Part two of my writing career started as Jennifer Travis, teacher. I thought every lesson should begin with a story – even mathematics. I began collecting picture books based on mathematical concepts. At the National Association of Teachers of Mathematics Conference in Detroit, I spoke about this method of teaching and was invited to join the Addison-Wesley Explorations K- 2 author team. These instructional programs, that began with a story sold across the USA and Canada.
TV Ontario approached me to write school resource material for Mathica’s Mathshop. But once I became principal the only time I had to write was for the weekly school newsletter.

Determined Author

Once I retired from education, I enrolled in the Institute of Children’s Literature. But the magic moment for me was meeting Freda Wishinsky at the Humber College School for Writers. Freda taught us the importance of a being a member of a writers group. My first story, How the Stepmother Got Ugly, was published in the next issue of Crows Toes Magazine. One magazine story led to another and eventually I had the courage to try to write a novel. When the Cherry Blossoms Fell came out in the spring of 2009 Sometimes people ask me why didn’t you turn to writing fulltime? The answer is simple. I wasn’t ready.  I didn’t have the knowledge of the process, the patience to revisit and edit and I didn’t have the time or the courage. Now I have it all.

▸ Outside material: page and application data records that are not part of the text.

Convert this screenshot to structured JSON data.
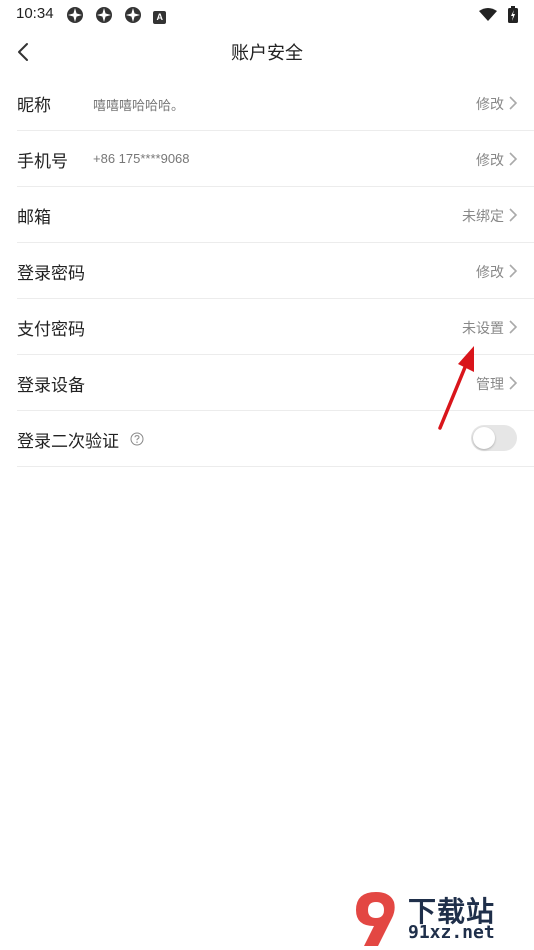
{
  "status_bar": {
    "time": "10:34",
    "notification_icons": [
      "app-notification-icon",
      "app-notification-icon",
      "app-notification-icon",
      "a-notification-icon"
    ],
    "a_icon_text": "A"
  },
  "header": {
    "title": "账户安全"
  },
  "rows": [
    {
      "label": "昵称",
      "value": "嘻嘻嘻哈哈哈。",
      "action": "修改"
    },
    {
      "label": "手机号",
      "value": "+86 175****9068",
      "action": "修改"
    },
    {
      "label": "邮箱",
      "value": "",
      "action": "未绑定"
    },
    {
      "label": "登录密码",
      "value": "",
      "action": "修改"
    },
    {
      "label": "支付密码",
      "value": "",
      "action": "未设置"
    },
    {
      "label": "登录设备",
      "value": "",
      "action": "管理"
    },
    {
      "label": "登录二次验证",
      "help_icon": "question-circle-icon",
      "toggle_on": false
    }
  ],
  "colors": {
    "annotation_arrow": "#d9151b",
    "watermark_red": "#e0332f",
    "watermark_dark": "#1f2f4a"
  },
  "watermark": {
    "cn": "下载站",
    "en": "91xz.net"
  }
}
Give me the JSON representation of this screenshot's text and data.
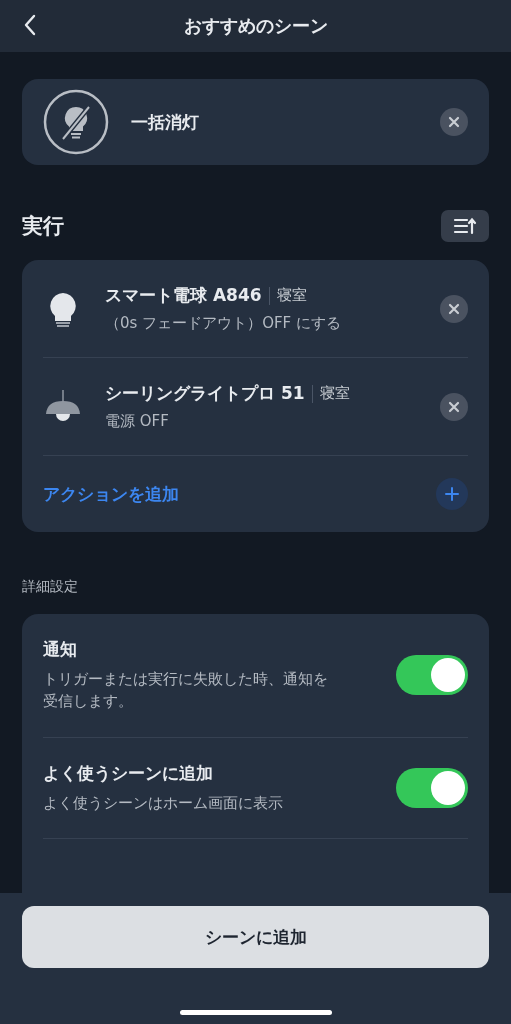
{
  "header": {
    "title": "おすすめのシーン"
  },
  "scene": {
    "name": "一括消灯"
  },
  "actions_section": {
    "title": "実行"
  },
  "actions": [
    {
      "kind": "bulb",
      "name": "スマート電球 A846",
      "room": "寝室",
      "detail": "（0s フェードアウト）OFF にする"
    },
    {
      "kind": "ceiling",
      "name": "シーリングライトプロ 51",
      "room": "寝室",
      "detail": "電源 OFF"
    }
  ],
  "add_action": {
    "label": "アクションを追加"
  },
  "settings_section": {
    "title": "詳細設定"
  },
  "settings": [
    {
      "title": "通知",
      "description": "トリガーまたは実行に失敗した時、通知を受信します。",
      "on": true
    },
    {
      "title": "よく使うシーンに追加",
      "description": "よく使うシーンはホーム画面に表示",
      "on": true
    }
  ],
  "bottom_button": {
    "label": "シーンに追加"
  }
}
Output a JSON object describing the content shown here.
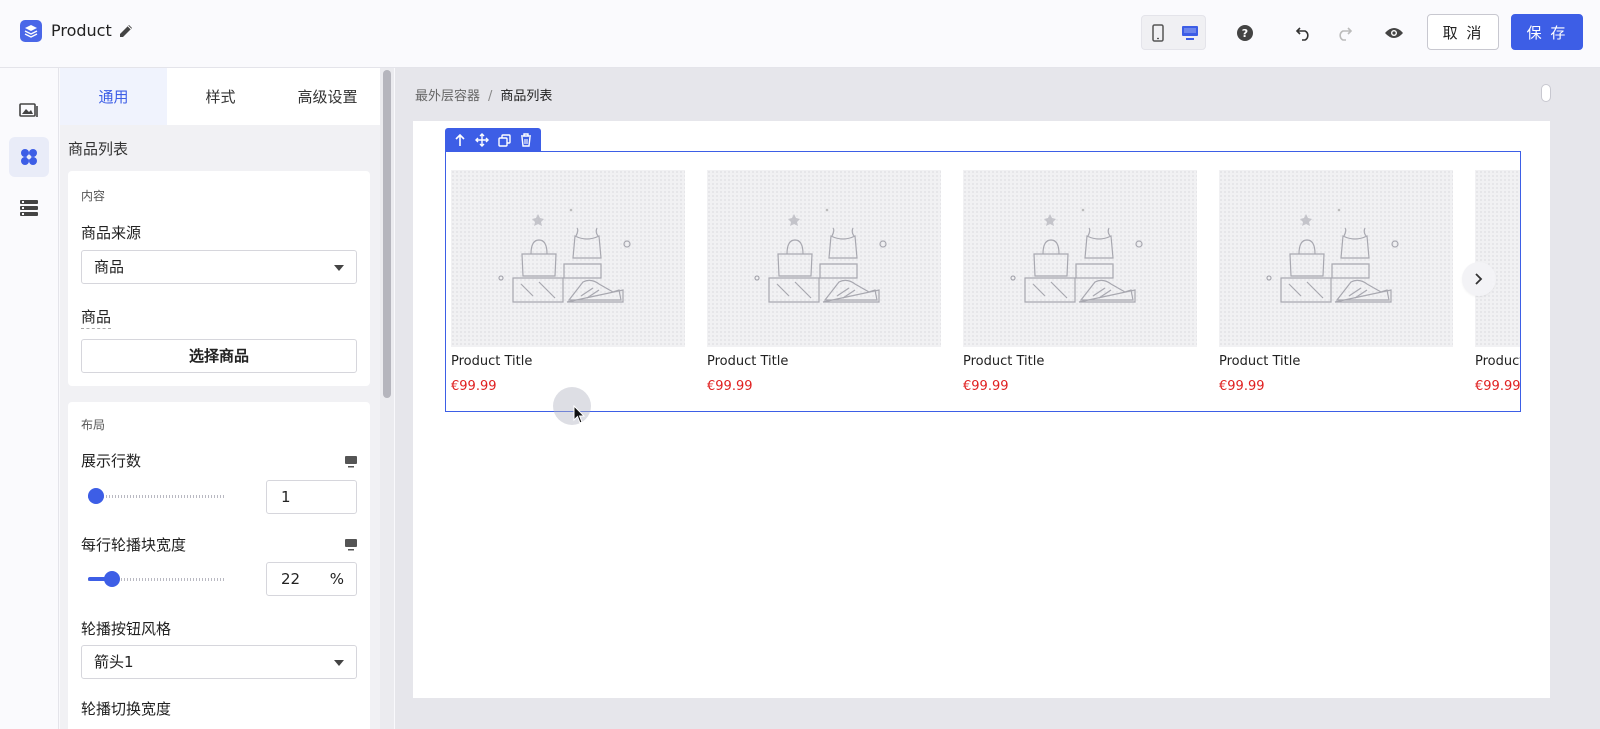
{
  "header": {
    "title": "Product",
    "edit_icon": "pencil-icon",
    "device_modes": [
      "mobile-icon",
      "desktop-icon"
    ],
    "active_device": "desktop",
    "actions": [
      "help-icon",
      "undo-icon",
      "redo-icon",
      "eye-icon"
    ],
    "cancel_label": "取 消",
    "save_label": "保 存"
  },
  "rail": {
    "items": [
      {
        "icon": "image-gallery-icon",
        "active": false
      },
      {
        "icon": "components-icon",
        "active": true
      },
      {
        "icon": "layers-icon",
        "active": false
      }
    ]
  },
  "panel": {
    "tabs": [
      {
        "label": "通用",
        "active": true
      },
      {
        "label": "样式",
        "active": false
      },
      {
        "label": "高级设置",
        "active": false
      }
    ],
    "section_title": "商品列表",
    "content": {
      "heading": "内容",
      "source_label": "商品来源",
      "source_value": "商品",
      "product_label": "商品",
      "select_button": "选择商品"
    },
    "layout": {
      "heading": "布局",
      "rows_label": "展示行数",
      "rows_value": "1",
      "rows_slider_fraction": 0.0,
      "width_label": "每行轮播块宽度",
      "width_value": "22",
      "width_unit": "%",
      "width_slider_fraction": 0.13,
      "button_style_label": "轮播按钮风格",
      "button_style_value": "箭头1",
      "switch_width_label": "轮播切换宽度"
    }
  },
  "canvas": {
    "breadcrumb": {
      "root": "最外层容器",
      "separator": "/",
      "current": "商品列表"
    },
    "toolbar": [
      "arrow-up-icon",
      "move-icon",
      "copy-icon",
      "trash-icon"
    ],
    "products": [
      {
        "title": "Product Title",
        "price": "€99.99"
      },
      {
        "title": "Product Title",
        "price": "€99.99"
      },
      {
        "title": "Product Title",
        "price": "€99.99"
      },
      {
        "title": "Product Title",
        "price": "€99.99"
      },
      {
        "title": "Product Title",
        "price": "€99.99"
      }
    ],
    "next_arrow": "chevron-right-icon"
  },
  "colors": {
    "accent": "#3d5ee6",
    "price": "#e02020",
    "canvas_bg": "#e6e6eb"
  }
}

Bookstores I Love

A Different Drummer

Located in a renovated turn of the century brick home, A Different Drummer Books has a magical top floor. That’s where they keep the children and young adults books.

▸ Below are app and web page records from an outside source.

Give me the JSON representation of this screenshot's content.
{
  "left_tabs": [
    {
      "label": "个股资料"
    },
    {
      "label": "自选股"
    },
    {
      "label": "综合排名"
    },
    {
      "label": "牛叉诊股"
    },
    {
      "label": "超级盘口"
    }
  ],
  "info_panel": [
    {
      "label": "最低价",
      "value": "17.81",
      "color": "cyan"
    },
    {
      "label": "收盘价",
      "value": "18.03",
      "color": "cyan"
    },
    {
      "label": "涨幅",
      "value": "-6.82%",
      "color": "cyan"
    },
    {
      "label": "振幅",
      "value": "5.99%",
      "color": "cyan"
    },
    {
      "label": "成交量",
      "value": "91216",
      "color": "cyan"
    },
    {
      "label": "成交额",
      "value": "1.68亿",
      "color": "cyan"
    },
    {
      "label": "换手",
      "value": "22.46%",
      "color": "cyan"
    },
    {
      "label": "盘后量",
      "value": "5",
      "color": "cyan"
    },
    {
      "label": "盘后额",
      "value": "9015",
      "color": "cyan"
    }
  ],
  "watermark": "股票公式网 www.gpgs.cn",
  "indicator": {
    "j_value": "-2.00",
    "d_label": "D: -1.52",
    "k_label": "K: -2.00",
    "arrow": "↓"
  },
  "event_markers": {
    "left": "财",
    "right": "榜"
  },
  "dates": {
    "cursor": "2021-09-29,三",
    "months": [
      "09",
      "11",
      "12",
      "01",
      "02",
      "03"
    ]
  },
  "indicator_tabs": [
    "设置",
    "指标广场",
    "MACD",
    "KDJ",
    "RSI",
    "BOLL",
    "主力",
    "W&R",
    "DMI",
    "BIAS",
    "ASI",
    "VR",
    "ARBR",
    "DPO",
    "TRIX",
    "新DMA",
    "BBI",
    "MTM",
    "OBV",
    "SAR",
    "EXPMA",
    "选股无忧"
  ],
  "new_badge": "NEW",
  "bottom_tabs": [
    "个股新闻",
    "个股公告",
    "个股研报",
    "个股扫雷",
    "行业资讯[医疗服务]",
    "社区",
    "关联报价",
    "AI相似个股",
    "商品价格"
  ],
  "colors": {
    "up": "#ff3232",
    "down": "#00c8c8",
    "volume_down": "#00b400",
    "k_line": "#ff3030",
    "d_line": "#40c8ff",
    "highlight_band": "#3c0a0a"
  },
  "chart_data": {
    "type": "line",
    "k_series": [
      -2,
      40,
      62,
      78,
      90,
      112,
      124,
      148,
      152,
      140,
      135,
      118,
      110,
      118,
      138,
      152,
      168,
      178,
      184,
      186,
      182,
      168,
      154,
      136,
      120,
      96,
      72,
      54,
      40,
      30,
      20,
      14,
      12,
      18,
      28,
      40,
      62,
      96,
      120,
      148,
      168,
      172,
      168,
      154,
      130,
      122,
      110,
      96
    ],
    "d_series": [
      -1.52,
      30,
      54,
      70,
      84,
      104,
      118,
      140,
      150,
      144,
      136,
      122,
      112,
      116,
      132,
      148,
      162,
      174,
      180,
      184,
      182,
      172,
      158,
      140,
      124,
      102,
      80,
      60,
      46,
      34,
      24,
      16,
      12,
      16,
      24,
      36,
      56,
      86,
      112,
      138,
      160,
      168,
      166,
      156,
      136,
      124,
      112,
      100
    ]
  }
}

Ian Elliott cares about books, authors and reading. Ask him for a book and he will have it in your hand no matter what.

Renowned for author readings, the store is a perfect venue for book launches. Cherry Blossom Winter and Kid Soldier both made their debut here.

It also has a magical garden.

513 Locust St., Burlington, ON, Canada L7S 1V3


Woozles Children’s Bookstore is Canada’s oldest. Besides having the widest collection of reading material for children of all ages, the walls of this bookstore expand into local schools and community events. Woozles sends out three newsletters a year, hosts Book Fairs, Book Clubs and the Battle of the Books!

My first visit was on a rainy day during the Hackmatack Awards and I was welcomed with open arms by Lisa Doucet.

134-A Mill Street, Halifax, NS, Canada B3J 2I6

Mainstreet Trading Company

Located in the beautiful village of St. Boswells, in the Scottish Borders, The Mainstreet Trading Company has received many awards for its collection of books, events and delicious café foods.
2010 – Names Children’s Bookseller of the Year
2011- Scottish Independent Bookshop of the Year
2012 – Independent Bookshop of the Year
2018- Britain’s Best Small Shop
Vivian has been with the shop since it opened.

The Writers’ Union of Canada Authors in the School Program

Find me on Goodreads

Contact Jennifer Maruno